(App and web page records)
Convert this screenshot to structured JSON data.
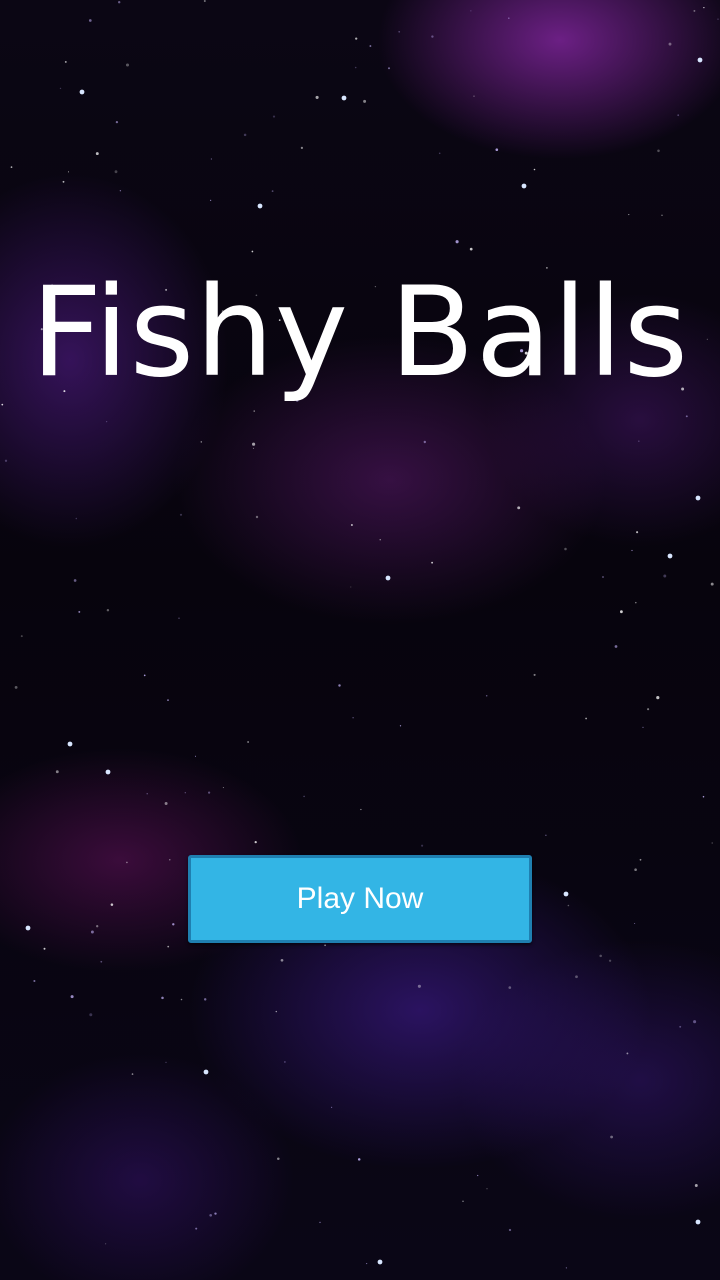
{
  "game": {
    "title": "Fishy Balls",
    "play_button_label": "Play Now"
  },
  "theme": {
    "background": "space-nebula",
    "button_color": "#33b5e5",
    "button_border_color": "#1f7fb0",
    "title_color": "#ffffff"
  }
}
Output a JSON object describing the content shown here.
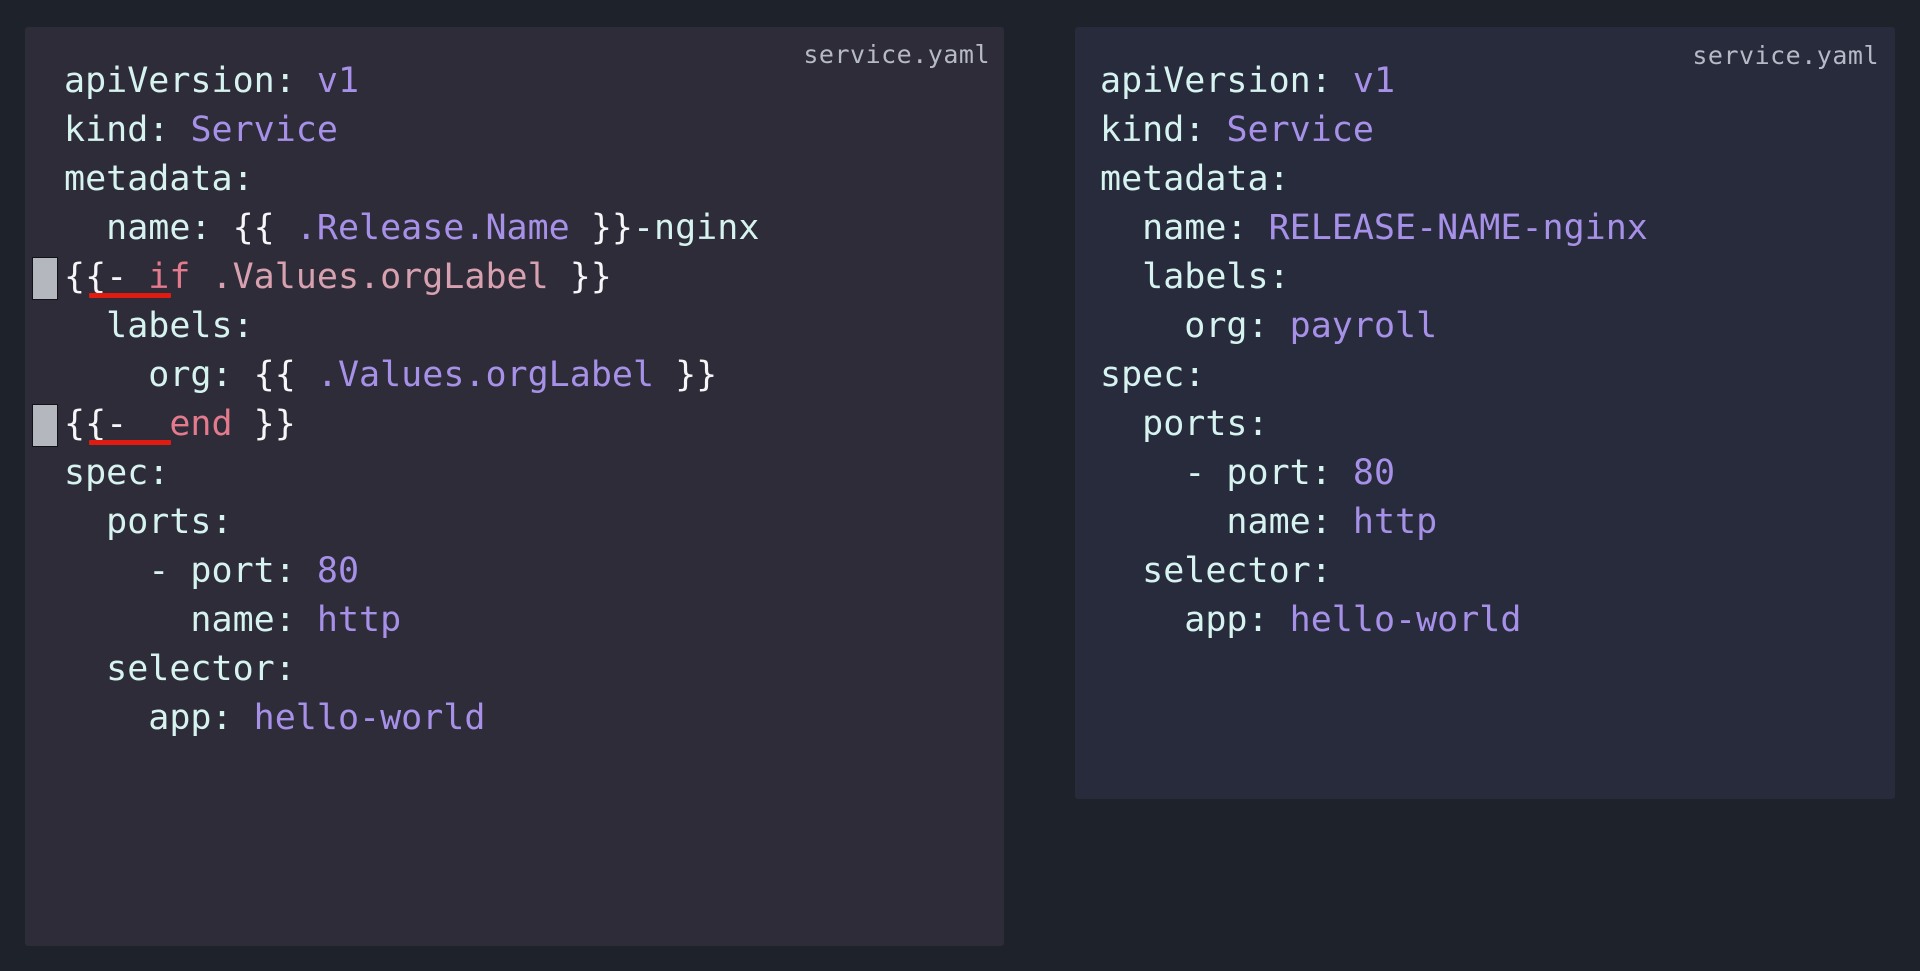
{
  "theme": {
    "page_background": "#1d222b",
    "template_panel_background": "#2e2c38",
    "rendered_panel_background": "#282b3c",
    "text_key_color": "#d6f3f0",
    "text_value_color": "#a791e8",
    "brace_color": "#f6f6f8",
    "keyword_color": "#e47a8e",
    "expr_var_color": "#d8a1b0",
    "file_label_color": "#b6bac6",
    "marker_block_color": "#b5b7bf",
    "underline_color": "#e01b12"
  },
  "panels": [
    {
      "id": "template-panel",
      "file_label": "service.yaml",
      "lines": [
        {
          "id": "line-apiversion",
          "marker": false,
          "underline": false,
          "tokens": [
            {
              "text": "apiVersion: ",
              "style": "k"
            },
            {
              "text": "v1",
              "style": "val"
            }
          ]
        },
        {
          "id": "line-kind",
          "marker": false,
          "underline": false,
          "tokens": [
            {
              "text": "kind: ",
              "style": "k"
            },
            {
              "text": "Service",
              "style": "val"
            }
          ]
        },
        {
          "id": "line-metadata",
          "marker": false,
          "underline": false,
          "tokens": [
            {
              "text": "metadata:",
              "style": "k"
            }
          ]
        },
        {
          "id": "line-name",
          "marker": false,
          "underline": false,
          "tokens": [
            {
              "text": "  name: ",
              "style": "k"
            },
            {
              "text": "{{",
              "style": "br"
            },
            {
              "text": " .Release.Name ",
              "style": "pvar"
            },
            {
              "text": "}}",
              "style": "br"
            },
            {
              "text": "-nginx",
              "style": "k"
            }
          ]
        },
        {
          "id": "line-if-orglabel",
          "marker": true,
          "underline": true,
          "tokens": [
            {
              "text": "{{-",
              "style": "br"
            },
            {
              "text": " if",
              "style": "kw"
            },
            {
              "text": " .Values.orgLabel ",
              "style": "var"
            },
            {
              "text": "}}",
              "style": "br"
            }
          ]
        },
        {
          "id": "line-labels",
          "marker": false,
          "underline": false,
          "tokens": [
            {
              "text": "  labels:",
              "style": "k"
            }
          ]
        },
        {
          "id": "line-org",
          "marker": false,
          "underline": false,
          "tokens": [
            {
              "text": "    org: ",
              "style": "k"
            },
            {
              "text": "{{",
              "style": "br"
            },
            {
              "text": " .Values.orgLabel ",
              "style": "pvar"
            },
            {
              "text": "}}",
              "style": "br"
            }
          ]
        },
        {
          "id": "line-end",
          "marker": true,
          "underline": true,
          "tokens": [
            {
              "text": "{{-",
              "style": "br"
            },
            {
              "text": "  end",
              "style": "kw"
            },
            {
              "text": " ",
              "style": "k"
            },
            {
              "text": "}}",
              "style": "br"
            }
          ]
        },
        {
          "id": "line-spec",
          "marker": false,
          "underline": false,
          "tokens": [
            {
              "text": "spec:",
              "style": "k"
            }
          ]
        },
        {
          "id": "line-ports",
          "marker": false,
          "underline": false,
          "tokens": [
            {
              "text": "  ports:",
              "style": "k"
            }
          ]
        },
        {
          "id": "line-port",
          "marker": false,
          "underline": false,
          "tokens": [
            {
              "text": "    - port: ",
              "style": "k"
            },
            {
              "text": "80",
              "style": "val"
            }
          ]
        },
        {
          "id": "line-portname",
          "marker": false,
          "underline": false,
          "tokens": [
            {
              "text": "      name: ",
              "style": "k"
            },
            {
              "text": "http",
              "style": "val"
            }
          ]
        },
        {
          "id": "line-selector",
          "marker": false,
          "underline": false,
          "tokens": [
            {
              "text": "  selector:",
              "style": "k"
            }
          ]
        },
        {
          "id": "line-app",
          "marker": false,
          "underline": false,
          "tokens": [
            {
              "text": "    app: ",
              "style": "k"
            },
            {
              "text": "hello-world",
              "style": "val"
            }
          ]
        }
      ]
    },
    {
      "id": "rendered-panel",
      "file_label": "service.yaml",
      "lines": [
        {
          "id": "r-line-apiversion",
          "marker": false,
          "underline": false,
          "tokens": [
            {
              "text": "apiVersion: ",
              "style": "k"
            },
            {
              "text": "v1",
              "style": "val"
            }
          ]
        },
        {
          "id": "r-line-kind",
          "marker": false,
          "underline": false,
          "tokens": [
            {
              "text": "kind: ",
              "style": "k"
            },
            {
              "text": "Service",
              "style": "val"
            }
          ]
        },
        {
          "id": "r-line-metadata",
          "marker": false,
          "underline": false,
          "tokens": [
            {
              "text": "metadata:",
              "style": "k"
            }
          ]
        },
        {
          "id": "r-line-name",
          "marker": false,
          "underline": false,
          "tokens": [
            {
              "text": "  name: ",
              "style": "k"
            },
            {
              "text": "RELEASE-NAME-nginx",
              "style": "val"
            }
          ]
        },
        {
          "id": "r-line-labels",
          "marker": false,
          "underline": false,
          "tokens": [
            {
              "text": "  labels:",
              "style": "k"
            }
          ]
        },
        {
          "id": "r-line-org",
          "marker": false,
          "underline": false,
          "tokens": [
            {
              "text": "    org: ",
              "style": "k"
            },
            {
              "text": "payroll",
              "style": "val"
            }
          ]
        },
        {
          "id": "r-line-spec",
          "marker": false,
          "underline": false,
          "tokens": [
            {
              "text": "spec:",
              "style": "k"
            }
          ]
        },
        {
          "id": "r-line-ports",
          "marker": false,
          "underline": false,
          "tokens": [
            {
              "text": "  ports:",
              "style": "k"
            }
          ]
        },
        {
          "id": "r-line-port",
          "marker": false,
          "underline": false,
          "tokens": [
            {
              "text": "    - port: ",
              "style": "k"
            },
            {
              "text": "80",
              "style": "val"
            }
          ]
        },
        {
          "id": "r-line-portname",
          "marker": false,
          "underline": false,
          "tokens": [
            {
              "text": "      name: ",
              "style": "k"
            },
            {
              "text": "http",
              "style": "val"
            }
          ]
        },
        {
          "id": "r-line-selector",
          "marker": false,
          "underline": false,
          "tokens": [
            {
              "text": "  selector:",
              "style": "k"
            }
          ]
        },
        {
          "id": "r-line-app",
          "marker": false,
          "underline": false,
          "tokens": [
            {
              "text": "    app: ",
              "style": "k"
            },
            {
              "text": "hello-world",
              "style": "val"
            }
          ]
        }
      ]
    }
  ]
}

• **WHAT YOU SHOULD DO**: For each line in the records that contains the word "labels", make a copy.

• **RESPONSE**:
          "id": "line-labels",
              "text": "  labels:",
          "id": "r-line-labels",
              "text": "  labels:",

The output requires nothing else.